Problem requirements> If a line includes "Conducting", copy it out of the entries.

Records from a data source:
■ ■ ■ ■ ■ ■ ■
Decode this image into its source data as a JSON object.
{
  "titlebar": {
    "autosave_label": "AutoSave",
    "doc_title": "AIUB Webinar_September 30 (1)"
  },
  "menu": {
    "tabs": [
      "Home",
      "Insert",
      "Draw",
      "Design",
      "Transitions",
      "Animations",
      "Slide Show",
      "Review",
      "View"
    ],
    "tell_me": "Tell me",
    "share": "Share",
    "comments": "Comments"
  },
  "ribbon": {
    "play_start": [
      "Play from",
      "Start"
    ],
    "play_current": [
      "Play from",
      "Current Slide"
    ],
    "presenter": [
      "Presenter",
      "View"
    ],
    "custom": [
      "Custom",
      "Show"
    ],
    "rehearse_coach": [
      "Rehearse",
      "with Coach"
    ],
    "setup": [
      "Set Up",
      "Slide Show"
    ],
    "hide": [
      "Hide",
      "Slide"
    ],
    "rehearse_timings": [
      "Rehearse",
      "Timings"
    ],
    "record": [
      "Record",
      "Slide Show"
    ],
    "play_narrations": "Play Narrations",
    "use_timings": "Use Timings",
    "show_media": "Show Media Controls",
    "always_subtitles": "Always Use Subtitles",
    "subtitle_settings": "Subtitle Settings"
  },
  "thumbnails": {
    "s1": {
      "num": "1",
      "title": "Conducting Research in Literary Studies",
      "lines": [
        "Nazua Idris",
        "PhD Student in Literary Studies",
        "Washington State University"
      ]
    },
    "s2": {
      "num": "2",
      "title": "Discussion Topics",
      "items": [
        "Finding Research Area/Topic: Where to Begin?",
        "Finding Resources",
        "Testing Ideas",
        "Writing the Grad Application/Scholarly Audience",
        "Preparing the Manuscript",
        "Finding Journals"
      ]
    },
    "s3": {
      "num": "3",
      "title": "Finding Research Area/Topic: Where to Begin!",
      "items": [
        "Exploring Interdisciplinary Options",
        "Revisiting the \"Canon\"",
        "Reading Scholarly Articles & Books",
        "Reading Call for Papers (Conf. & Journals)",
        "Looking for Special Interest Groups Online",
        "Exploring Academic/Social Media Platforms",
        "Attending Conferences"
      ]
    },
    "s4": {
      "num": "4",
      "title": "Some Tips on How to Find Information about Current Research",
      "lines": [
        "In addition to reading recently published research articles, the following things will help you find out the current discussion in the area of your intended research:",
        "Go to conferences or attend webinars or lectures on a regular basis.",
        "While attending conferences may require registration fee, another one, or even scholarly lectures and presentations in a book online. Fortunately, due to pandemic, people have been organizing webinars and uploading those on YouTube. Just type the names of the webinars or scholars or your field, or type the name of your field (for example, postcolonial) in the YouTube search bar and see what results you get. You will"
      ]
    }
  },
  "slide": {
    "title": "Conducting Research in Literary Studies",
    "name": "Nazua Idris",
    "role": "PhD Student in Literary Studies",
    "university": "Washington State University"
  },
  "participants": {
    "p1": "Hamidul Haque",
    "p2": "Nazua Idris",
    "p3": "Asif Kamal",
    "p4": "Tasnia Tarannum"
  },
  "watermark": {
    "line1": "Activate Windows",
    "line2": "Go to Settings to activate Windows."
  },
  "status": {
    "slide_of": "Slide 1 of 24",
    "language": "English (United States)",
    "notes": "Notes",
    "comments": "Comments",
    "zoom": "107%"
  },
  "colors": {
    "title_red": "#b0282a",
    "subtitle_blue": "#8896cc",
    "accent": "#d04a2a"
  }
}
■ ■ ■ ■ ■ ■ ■
Result of the task>
      "title": "Conducting Research in Literary Studies",
    "title": "Conducting Research in Literary Studies",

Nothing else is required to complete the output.